> **WHAT NEEDS TO BE DONE**:
For the data below, the lines that hold "placeholder" should be counted; only the resulting number is expected.

[Stored data entries]
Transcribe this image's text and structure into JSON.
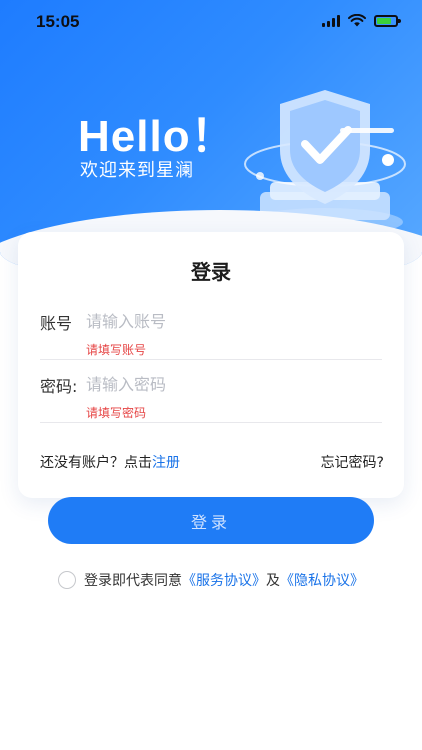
{
  "status": {
    "time": "15:05"
  },
  "hero": {
    "hello": "Hello！",
    "welcome": "欢迎来到星澜"
  },
  "card": {
    "title": "登录",
    "account": {
      "label": "账号",
      "placeholder": "请输入账号",
      "error": "请填写账号"
    },
    "password": {
      "label": "密码:",
      "placeholder": "请输入密码",
      "error": "请填写密码"
    },
    "register_prompt": "还没有账户？点击",
    "register_link": "注册",
    "forgot": "忘记密码?"
  },
  "login_button": "登录",
  "agreement": {
    "prefix": "登录即代表同意",
    "service_link": "《服务协议》",
    "and": "及",
    "privacy_link": "《隐私协议》"
  },
  "colors": {
    "primary": "#1f7cf6",
    "error": "#e64545",
    "link": "#1a73e8"
  }
}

> **SOLVED PROBLEM**:
2